[Web page and app entries]

+ + +

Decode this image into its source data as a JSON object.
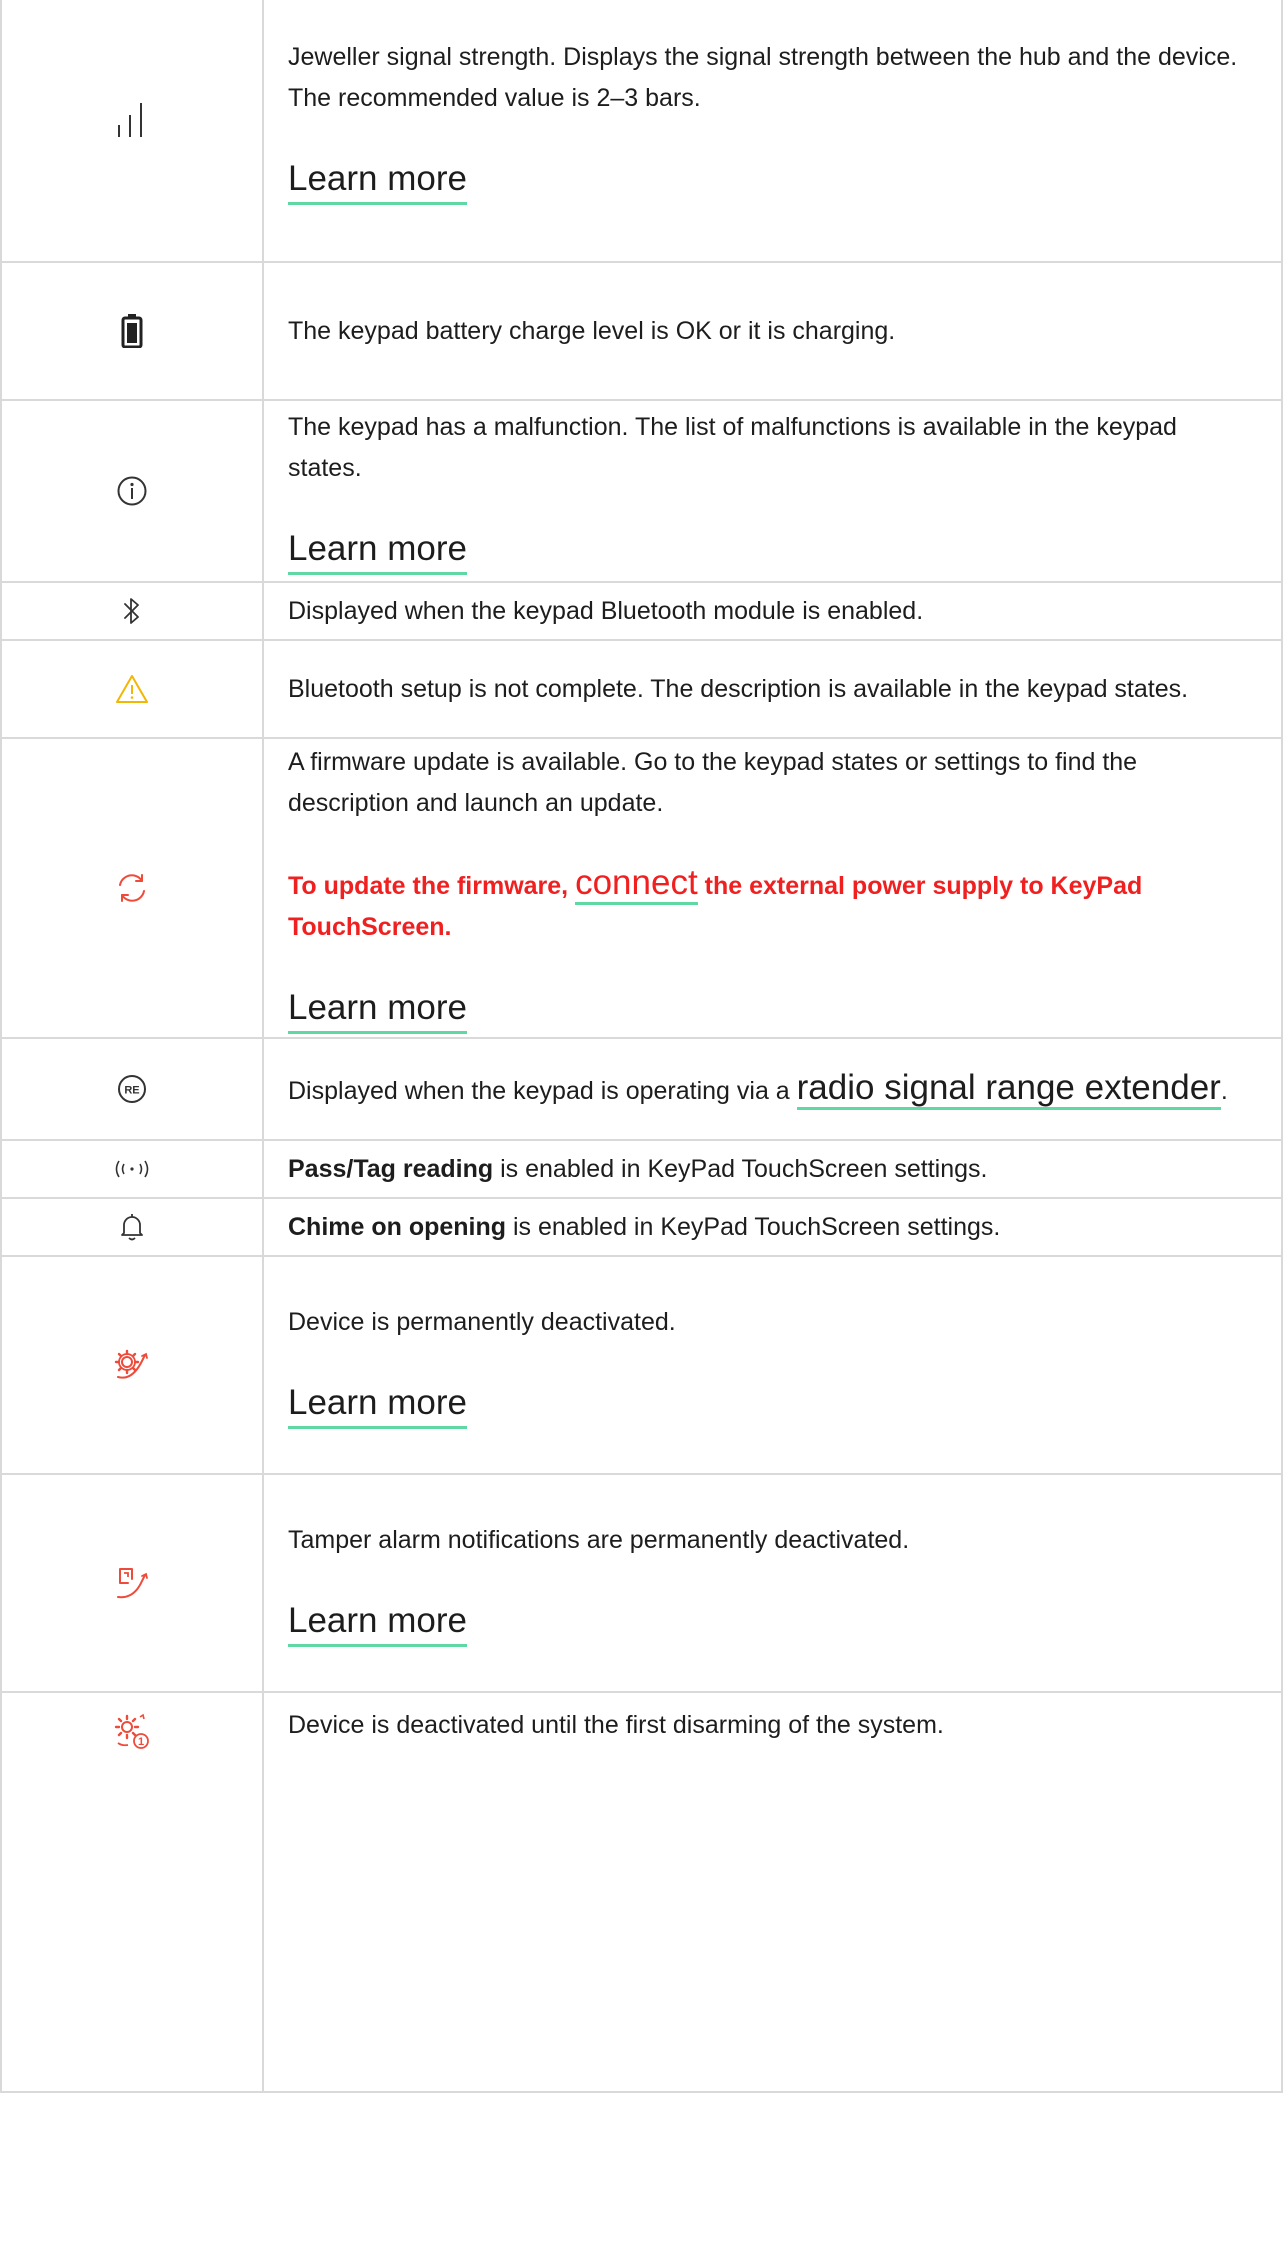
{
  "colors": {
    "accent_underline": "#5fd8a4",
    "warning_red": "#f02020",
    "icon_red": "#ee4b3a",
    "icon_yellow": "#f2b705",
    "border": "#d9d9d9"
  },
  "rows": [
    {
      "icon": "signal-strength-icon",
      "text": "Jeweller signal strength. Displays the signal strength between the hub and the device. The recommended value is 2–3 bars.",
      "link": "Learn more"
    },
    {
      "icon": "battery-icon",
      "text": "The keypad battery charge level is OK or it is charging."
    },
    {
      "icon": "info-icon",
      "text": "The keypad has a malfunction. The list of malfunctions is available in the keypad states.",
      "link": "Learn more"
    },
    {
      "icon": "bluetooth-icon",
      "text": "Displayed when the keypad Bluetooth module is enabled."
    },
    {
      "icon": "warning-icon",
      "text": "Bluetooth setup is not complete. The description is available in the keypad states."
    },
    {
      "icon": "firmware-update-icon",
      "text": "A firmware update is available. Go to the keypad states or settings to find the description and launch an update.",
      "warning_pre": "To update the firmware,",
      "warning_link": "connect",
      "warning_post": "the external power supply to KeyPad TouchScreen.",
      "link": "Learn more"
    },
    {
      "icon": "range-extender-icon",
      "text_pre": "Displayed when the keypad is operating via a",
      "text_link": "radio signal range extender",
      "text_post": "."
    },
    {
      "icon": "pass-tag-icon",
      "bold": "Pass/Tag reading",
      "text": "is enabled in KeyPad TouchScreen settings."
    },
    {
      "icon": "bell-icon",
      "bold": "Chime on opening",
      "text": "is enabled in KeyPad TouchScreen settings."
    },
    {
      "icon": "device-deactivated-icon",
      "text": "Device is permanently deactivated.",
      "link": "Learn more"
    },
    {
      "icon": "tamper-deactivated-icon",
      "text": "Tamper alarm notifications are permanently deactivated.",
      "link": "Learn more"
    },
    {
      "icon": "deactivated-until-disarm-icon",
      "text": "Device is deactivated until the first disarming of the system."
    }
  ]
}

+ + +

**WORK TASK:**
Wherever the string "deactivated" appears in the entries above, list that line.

**SOLVED PROBLEM:**
      "icon": "device-deactivated-icon",
      "text": "Device is permanently deactivated.",
      "icon": "tamper-deactivated-icon",
      "text": "Tamper alarm notifications are permanently deactivated.",
      "icon": "deactivated-until-disarm-icon",
      "text": "Device is deactivated until the first disarming of the system."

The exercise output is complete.